• **RECORDS SUPPLIED**:
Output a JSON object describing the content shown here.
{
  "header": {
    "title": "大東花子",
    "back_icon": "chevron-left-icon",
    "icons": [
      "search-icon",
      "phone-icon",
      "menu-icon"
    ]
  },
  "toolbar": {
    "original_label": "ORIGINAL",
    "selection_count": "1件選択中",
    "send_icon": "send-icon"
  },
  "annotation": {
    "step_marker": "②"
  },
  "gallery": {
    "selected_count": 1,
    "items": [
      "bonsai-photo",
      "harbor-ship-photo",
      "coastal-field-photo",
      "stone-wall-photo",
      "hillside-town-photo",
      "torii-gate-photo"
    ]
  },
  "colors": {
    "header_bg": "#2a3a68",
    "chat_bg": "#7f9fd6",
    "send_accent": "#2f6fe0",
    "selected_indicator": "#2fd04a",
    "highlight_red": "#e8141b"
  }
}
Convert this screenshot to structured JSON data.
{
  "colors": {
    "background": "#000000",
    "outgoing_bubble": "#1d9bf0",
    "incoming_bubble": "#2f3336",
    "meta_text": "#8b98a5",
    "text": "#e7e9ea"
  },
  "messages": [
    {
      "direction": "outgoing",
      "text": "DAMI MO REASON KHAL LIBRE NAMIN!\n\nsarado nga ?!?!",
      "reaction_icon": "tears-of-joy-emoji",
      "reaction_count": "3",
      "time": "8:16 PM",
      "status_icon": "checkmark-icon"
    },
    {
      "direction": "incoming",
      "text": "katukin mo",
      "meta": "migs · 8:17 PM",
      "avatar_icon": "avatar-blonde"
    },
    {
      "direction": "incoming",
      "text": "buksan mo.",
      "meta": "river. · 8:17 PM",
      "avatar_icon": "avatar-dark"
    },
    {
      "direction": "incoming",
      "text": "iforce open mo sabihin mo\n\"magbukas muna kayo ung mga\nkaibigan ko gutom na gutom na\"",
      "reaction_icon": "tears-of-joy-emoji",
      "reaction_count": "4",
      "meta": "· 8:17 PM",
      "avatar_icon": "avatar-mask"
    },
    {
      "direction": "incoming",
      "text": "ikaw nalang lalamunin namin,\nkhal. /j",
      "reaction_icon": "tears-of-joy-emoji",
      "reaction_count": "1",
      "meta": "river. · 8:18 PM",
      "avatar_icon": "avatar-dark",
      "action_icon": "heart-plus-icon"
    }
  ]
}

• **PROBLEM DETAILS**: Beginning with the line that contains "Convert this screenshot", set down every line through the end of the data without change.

• **SOLUTION TO THIS EXERCISE**:
Convert this screenshot to structured JSON data.
{
  "colors": {
    "background": "#000000",
    "outgoing_bubble": "#1d9bf0",
    "incoming_bubble": "#2f3336",
    "meta_text": "#8b98a5",
    "text": "#e7e9ea"
  },
  "messages": [
    {
      "direction": "outgoing",
      "text": "DAMI MO REASON KHAL LIBRE NAMIN!\n\nsarado nga ?!?!",
      "reaction_icon": "tears-of-joy-emoji",
      "reaction_count": "3",
      "time": "8:16 PM",
      "status_icon": "checkmark-icon"
    },
    {
      "direction": "incoming",
      "text": "katukin mo",
      "meta": "migs · 8:17 PM",
      "avatar_icon": "avatar-blonde"
    },
    {
      "direction": "incoming",
      "text": "buksan mo.",
      "meta": "river. · 8:17 PM",
      "avatar_icon": "avatar-dark"
    },
    {
      "direction": "incoming",
      "text": "iforce open mo sabihin mo\n\"magbukas muna kayo ung mga\nkaibigan ko gutom na gutom na\"",
      "reaction_icon": "tears-of-joy-emoji",
      "reaction_count": "4",
      "meta": "· 8:17 PM",
      "avatar_icon": "avatar-mask"
    },
    {
      "direction": "incoming",
      "text": "ikaw nalang lalamunin namin,\nkhal. /j",
      "reaction_icon": "tears-of-joy-emoji",
      "reaction_count": "1",
      "meta": "river. · 8:18 PM",
      "avatar_icon": "avatar-dark",
      "action_icon": "heart-plus-icon"
    }
  ]
}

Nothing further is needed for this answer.